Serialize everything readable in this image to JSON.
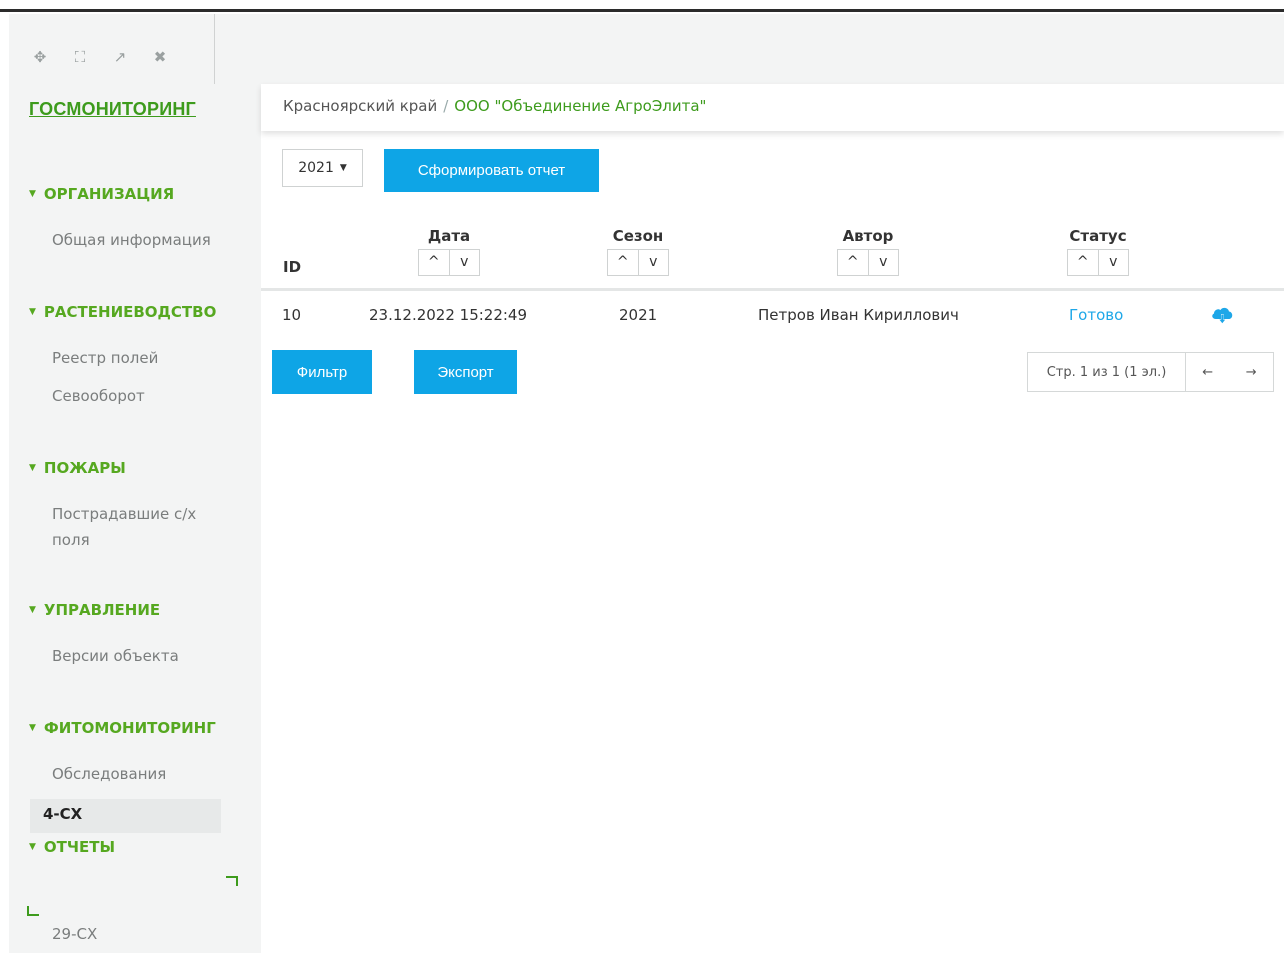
{
  "window_controls": [
    {
      "icon": "move-icon",
      "glyph": "✥"
    },
    {
      "icon": "fullscreen-icon",
      "glyph": "⛶"
    },
    {
      "icon": "open-external-icon",
      "glyph": "↗"
    },
    {
      "icon": "close-icon",
      "glyph": "✖"
    }
  ],
  "sidebar": {
    "brand": "ГОСМОНИТОРИНГ",
    "sections": [
      {
        "title": "ОРГАНИЗАЦИЯ",
        "items": [
          "Общая информация"
        ]
      },
      {
        "title": "РАСТЕНИЕВОДСТВО",
        "items": [
          "Реестр полей",
          "Севооборот"
        ]
      },
      {
        "title": "ПОЖАРЫ",
        "items": [
          "Пострадавшие с/х поля"
        ]
      },
      {
        "title": "УПРАВЛЕНИЕ",
        "items": [
          "Версии объекта"
        ]
      },
      {
        "title": "ФИТОМОНИТОРИНГ",
        "items": [
          "Обследования"
        ]
      },
      {
        "title": "ОТЧЕТЫ",
        "items": [
          "4-СХ",
          "29-СХ"
        ]
      }
    ],
    "active_item": "4-СХ"
  },
  "breadcrumb": {
    "region": "Красноярский край",
    "separator": "/",
    "organization": "ООО \"Объединение АгроЭлита\""
  },
  "toolbar": {
    "year_value": "2021",
    "report_button": "Сформировать отчет"
  },
  "table": {
    "columns": [
      {
        "key": "id",
        "label": "ID",
        "sortable": false
      },
      {
        "key": "date",
        "label": "Дата",
        "sortable": true
      },
      {
        "key": "season",
        "label": "Сезон",
        "sortable": true
      },
      {
        "key": "author",
        "label": "Автор",
        "sortable": true
      },
      {
        "key": "status",
        "label": "Статус",
        "sortable": true
      }
    ],
    "rows": [
      {
        "id": "10",
        "date": "23.12.2022 15:22:49",
        "season": "2021",
        "author": "Петров Иван Кириллович",
        "status": "Готово",
        "action_icon": "cloud-download-icon"
      }
    ],
    "sort_up": "^",
    "sort_down": "v"
  },
  "actions": {
    "filter_button": "Фильтр",
    "export_button": "Экспорт"
  },
  "pagination": {
    "info": "Стр. 1 из 1 (1 эл.)",
    "prev": "←",
    "next": "→"
  },
  "colors": {
    "accent_green": "#3d9b1c",
    "button_blue": "#0ea5e6",
    "link_blue": "#1ea7e8",
    "sidebar_bg": "#f3f4f4"
  }
}
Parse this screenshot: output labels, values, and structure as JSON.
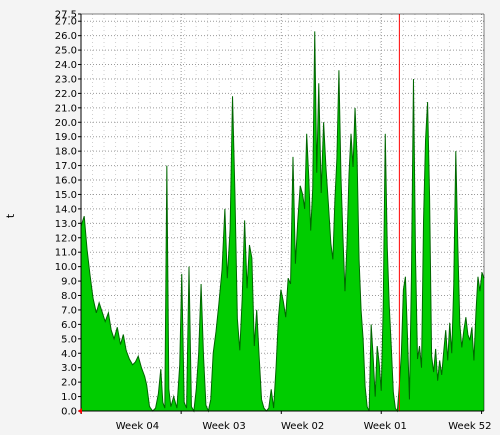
{
  "chart_data": {
    "type": "area",
    "title": "",
    "xlabel": "",
    "ylabel": "t",
    "ylim": [
      0,
      27.5
    ],
    "y_ticks": [
      "0.0",
      "1.0",
      "2.0",
      "3.0",
      "4.0",
      "5.0",
      "6.0",
      "7.0",
      "8.0",
      "9.0",
      "10.0",
      "11.0",
      "12.0",
      "13.0",
      "14.0",
      "15.0",
      "16.0",
      "17.0",
      "18.0",
      "19.0",
      "20.0",
      "21.0",
      "22.0",
      "23.0",
      "24.0",
      "25.0",
      "26.0",
      "27.0",
      "27.5"
    ],
    "x_ticks": [
      "Week 04",
      "Week 03",
      "Week 02",
      "Week 01",
      "Week 52"
    ],
    "grid": true,
    "colors": {
      "area": "#00cc00",
      "line": "#006600",
      "marker": "#ff0000",
      "background": "#f4f4f4",
      "plot": "#ffffff"
    },
    "marker_position": 0.79,
    "series": [
      {
        "values": [
          [
            0.0,
            12.8
          ],
          [
            0.008,
            13.5
          ],
          [
            0.015,
            11.2
          ],
          [
            0.022,
            9.5
          ],
          [
            0.03,
            7.8
          ],
          [
            0.038,
            6.8
          ],
          [
            0.045,
            7.5
          ],
          [
            0.052,
            6.9
          ],
          [
            0.06,
            6.2
          ],
          [
            0.068,
            6.8
          ],
          [
            0.075,
            5.6
          ],
          [
            0.082,
            5.0
          ],
          [
            0.09,
            5.8
          ],
          [
            0.098,
            4.6
          ],
          [
            0.105,
            5.3
          ],
          [
            0.112,
            4.2
          ],
          [
            0.12,
            3.6
          ],
          [
            0.128,
            3.2
          ],
          [
            0.135,
            3.4
          ],
          [
            0.142,
            3.8
          ],
          [
            0.15,
            3.0
          ],
          [
            0.158,
            2.4
          ],
          [
            0.163,
            1.8
          ],
          [
            0.17,
            0.3
          ],
          [
            0.178,
            0.0
          ],
          [
            0.185,
            0.2
          ],
          [
            0.192,
            1.2
          ],
          [
            0.198,
            2.9
          ],
          [
            0.203,
            0.6
          ],
          [
            0.208,
            0.2
          ],
          [
            0.213,
            17.0
          ],
          [
            0.218,
            1.5
          ],
          [
            0.223,
            0.3
          ],
          [
            0.23,
            1.0
          ],
          [
            0.238,
            0.2
          ],
          [
            0.245,
            3.2
          ],
          [
            0.25,
            9.5
          ],
          [
            0.256,
            0.6
          ],
          [
            0.262,
            0.2
          ],
          [
            0.268,
            10.0
          ],
          [
            0.274,
            0.3
          ],
          [
            0.28,
            0.0
          ],
          [
            0.286,
            1.5
          ],
          [
            0.292,
            4.0
          ],
          [
            0.298,
            8.8
          ],
          [
            0.304,
            3.8
          ],
          [
            0.31,
            0.4
          ],
          [
            0.316,
            0.0
          ],
          [
            0.322,
            0.8
          ],
          [
            0.328,
            4.0
          ],
          [
            0.335,
            5.5
          ],
          [
            0.342,
            7.4
          ],
          [
            0.35,
            9.8
          ],
          [
            0.357,
            14.0
          ],
          [
            0.363,
            9.2
          ],
          [
            0.37,
            12.6
          ],
          [
            0.376,
            21.8
          ],
          [
            0.382,
            15.0
          ],
          [
            0.388,
            6.4
          ],
          [
            0.394,
            4.2
          ],
          [
            0.4,
            7.8
          ],
          [
            0.406,
            13.2
          ],
          [
            0.412,
            8.5
          ],
          [
            0.418,
            11.5
          ],
          [
            0.424,
            10.6
          ],
          [
            0.43,
            4.5
          ],
          [
            0.436,
            7.0
          ],
          [
            0.442,
            3.8
          ],
          [
            0.448,
            0.8
          ],
          [
            0.454,
            0.2
          ],
          [
            0.46,
            0.0
          ],
          [
            0.466,
            0.2
          ],
          [
            0.472,
            1.5
          ],
          [
            0.478,
            0.2
          ],
          [
            0.484,
            3.0
          ],
          [
            0.49,
            6.5
          ],
          [
            0.496,
            8.4
          ],
          [
            0.502,
            7.6
          ],
          [
            0.508,
            6.5
          ],
          [
            0.514,
            9.2
          ],
          [
            0.52,
            8.8
          ],
          [
            0.526,
            17.6
          ],
          [
            0.532,
            10.2
          ],
          [
            0.538,
            13.2
          ],
          [
            0.544,
            15.6
          ],
          [
            0.55,
            15.0
          ],
          [
            0.555,
            14.0
          ],
          [
            0.56,
            19.2
          ],
          [
            0.565,
            16.3
          ],
          [
            0.57,
            12.5
          ],
          [
            0.575,
            15.4
          ],
          [
            0.58,
            26.3
          ],
          [
            0.585,
            16.5
          ],
          [
            0.59,
            22.7
          ],
          [
            0.596,
            15.1
          ],
          [
            0.602,
            20.0
          ],
          [
            0.608,
            16.8
          ],
          [
            0.614,
            14.3
          ],
          [
            0.62,
            11.6
          ],
          [
            0.625,
            10.5
          ],
          [
            0.63,
            14.6
          ],
          [
            0.635,
            17.5
          ],
          [
            0.64,
            23.6
          ],
          [
            0.645,
            16.3
          ],
          [
            0.65,
            12.0
          ],
          [
            0.655,
            8.3
          ],
          [
            0.66,
            11.5
          ],
          [
            0.665,
            16.4
          ],
          [
            0.67,
            19.2
          ],
          [
            0.675,
            16.9
          ],
          [
            0.68,
            21.0
          ],
          [
            0.685,
            17.6
          ],
          [
            0.69,
            10.5
          ],
          [
            0.695,
            7.0
          ],
          [
            0.7,
            5.0
          ],
          [
            0.705,
            1.7
          ],
          [
            0.71,
            0.3
          ],
          [
            0.715,
            0.0
          ],
          [
            0.72,
            6.0
          ],
          [
            0.725,
            3.7
          ],
          [
            0.73,
            1.0
          ],
          [
            0.735,
            4.5
          ],
          [
            0.74,
            3.3
          ],
          [
            0.745,
            1.4
          ],
          [
            0.75,
            7.3
          ],
          [
            0.755,
            19.2
          ],
          [
            0.76,
            11.3
          ],
          [
            0.765,
            7.2
          ],
          [
            0.77,
            4.4
          ],
          [
            0.775,
            1.3
          ],
          [
            0.78,
            0.2
          ],
          [
            0.785,
            0.0
          ],
          [
            0.79,
            1.8
          ],
          [
            0.795,
            4.0
          ],
          [
            0.8,
            8.4
          ],
          [
            0.805,
            9.3
          ],
          [
            0.81,
            5.3
          ],
          [
            0.815,
            0.8
          ],
          [
            0.82,
            9.4
          ],
          [
            0.825,
            23.0
          ],
          [
            0.83,
            10.8
          ],
          [
            0.835,
            3.6
          ],
          [
            0.84,
            4.5
          ],
          [
            0.845,
            3.0
          ],
          [
            0.85,
            13.2
          ],
          [
            0.855,
            18.8
          ],
          [
            0.86,
            21.4
          ],
          [
            0.865,
            14.8
          ],
          [
            0.87,
            3.8
          ],
          [
            0.875,
            2.7
          ],
          [
            0.88,
            4.3
          ],
          [
            0.885,
            2.1
          ],
          [
            0.89,
            3.5
          ],
          [
            0.895,
            2.5
          ],
          [
            0.9,
            4.1
          ],
          [
            0.905,
            5.6
          ],
          [
            0.91,
            3.5
          ],
          [
            0.915,
            6.1
          ],
          [
            0.92,
            4.0
          ],
          [
            0.925,
            8.8
          ],
          [
            0.93,
            18.0
          ],
          [
            0.935,
            11.5
          ],
          [
            0.94,
            6.0
          ],
          [
            0.945,
            4.4
          ],
          [
            0.95,
            5.6
          ],
          [
            0.955,
            6.5
          ],
          [
            0.96,
            5.3
          ],
          [
            0.965,
            4.9
          ],
          [
            0.97,
            5.8
          ],
          [
            0.975,
            3.5
          ],
          [
            0.98,
            6.8
          ],
          [
            0.985,
            9.3
          ],
          [
            0.99,
            8.3
          ],
          [
            0.995,
            9.6
          ],
          [
            1.0,
            9.2
          ]
        ]
      }
    ]
  }
}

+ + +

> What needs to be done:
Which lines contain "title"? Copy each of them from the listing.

> Your solution:
        "title": "ОРГАНИЗАЦИЯ",
        "title": "РАСТЕНИЕВОДСТВО",
        "title": "ПОЖАРЫ",
        "title": "УПРАВЛЕНИЕ",
        "title": "ФИТОМОНИТОРИНГ",
        "title": "ОТЧЕТЫ",
    "title": "",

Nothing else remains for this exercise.